You read that title right, and probably guessed its significance. The word Cajun comes from the word Acadian. The demonym for a multicultural people group in Louisiana comes from a word describing a woodsy region in eastern Canada. How? To explain, let's use history! When the British colonized the Acadian region in 1710, the people there were already loyal to France, so when the French and Indian War came about, Great Britain deported Acadian residents en masse to the thirteen colonies so as to neutralize a war threat. Those Acadian migrants eventually traveled further south to French-friendly territory and found themselves in French Louisiana. Subsequently, they settled down to create that characteristic culture we know today. The name changed because the French called Acadians Cadians, and the Acadian accent slurs ds into more of a j sound, so we ended up with Cajuns. Now, Acadia as a region gets its name from Italian Arcadia, a latinization of the Greek region arkadia, which is named after Arkas, the mythical descendent of Zeus who founded the place. If we are to go even further, my research indicates (though it is likely that this is erroneous) that Arkas is likely a Turkish name, Arkadas, which is a portmanteau of arka, meaning "back", and das, meaning "fellow". These are Proto-Turkic in origin, but tracing it even more just gets redundant and obfuscating. Now, though, you have a great idea of how convoluted good etymologies can get!
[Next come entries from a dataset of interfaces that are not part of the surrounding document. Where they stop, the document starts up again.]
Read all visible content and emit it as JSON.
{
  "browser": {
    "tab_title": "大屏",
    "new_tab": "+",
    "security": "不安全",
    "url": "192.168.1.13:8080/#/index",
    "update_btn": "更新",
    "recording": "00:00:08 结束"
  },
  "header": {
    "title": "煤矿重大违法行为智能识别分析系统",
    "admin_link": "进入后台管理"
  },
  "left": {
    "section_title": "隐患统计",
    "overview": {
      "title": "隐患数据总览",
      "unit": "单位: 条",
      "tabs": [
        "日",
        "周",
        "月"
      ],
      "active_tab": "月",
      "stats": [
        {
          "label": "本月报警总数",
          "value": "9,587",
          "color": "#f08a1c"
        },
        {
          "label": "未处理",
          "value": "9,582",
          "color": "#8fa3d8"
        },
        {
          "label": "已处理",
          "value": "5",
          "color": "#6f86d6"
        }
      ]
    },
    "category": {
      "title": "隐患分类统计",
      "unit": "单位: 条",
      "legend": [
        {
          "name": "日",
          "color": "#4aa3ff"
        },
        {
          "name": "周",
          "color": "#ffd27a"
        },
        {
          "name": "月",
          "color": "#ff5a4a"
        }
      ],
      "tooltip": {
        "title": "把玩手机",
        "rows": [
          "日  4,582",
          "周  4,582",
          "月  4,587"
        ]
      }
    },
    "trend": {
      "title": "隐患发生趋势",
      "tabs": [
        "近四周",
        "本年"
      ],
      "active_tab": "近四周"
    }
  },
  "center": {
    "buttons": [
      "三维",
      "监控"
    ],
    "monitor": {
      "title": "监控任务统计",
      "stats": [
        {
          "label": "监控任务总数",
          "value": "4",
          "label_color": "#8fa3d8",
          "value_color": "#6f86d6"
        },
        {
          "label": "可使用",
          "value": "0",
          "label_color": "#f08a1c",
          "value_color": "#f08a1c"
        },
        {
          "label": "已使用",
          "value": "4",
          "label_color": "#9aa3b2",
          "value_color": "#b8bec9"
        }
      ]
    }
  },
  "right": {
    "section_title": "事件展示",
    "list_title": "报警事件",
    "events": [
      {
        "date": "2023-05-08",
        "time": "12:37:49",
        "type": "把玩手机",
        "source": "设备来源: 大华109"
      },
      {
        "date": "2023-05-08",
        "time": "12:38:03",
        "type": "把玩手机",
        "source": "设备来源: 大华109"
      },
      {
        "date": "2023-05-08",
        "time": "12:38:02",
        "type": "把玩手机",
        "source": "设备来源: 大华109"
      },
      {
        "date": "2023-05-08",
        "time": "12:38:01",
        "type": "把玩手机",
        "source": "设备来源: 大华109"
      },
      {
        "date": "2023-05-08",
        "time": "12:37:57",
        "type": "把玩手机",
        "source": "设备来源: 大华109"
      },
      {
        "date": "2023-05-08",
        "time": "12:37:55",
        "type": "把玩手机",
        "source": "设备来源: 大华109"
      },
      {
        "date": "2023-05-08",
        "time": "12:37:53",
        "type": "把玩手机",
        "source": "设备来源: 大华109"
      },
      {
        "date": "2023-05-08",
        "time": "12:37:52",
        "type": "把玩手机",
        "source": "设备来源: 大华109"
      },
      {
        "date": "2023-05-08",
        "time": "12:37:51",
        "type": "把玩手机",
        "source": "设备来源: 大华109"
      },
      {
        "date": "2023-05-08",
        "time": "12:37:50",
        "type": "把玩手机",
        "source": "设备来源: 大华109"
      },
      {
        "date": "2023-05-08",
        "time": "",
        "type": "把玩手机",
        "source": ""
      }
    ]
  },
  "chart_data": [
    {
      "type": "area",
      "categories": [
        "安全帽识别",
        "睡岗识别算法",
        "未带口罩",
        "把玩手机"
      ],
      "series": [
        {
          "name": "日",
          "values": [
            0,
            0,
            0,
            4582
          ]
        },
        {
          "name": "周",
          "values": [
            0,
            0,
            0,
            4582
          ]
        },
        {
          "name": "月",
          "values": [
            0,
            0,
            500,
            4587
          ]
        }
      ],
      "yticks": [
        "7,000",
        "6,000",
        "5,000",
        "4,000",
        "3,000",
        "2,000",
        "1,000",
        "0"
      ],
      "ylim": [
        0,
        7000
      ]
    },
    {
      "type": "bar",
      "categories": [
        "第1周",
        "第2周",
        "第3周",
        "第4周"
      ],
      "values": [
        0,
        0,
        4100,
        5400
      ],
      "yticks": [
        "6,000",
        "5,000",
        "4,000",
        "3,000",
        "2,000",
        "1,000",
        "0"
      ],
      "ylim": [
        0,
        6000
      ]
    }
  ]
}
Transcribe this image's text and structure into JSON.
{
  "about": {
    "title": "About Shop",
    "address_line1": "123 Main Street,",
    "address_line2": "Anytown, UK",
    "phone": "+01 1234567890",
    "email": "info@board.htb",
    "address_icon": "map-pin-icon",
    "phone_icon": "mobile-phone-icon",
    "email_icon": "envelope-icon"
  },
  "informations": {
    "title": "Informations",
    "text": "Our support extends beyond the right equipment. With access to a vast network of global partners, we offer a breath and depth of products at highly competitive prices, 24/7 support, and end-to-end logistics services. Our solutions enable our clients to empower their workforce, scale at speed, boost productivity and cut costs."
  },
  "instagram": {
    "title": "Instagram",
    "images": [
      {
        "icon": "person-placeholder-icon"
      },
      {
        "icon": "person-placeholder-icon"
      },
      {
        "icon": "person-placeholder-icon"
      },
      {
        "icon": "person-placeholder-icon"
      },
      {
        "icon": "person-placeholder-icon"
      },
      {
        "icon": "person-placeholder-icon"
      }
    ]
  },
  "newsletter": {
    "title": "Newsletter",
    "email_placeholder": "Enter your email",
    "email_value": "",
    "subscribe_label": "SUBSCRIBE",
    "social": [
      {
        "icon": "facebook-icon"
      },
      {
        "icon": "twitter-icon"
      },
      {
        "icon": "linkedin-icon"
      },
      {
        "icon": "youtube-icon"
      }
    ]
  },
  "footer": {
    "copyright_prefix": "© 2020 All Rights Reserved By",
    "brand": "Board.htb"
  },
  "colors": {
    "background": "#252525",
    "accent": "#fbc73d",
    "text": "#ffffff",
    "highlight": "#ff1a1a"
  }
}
Hello! I'm Adam Aleksic, a senior studying government and linguistics at Harvard University, where I co-founded the Harvard Undergraduate Linguistics Society. In addition to etymology, I also really enjoy trivia, politics, vexillology, geography, board games, conlanging, art history, and law.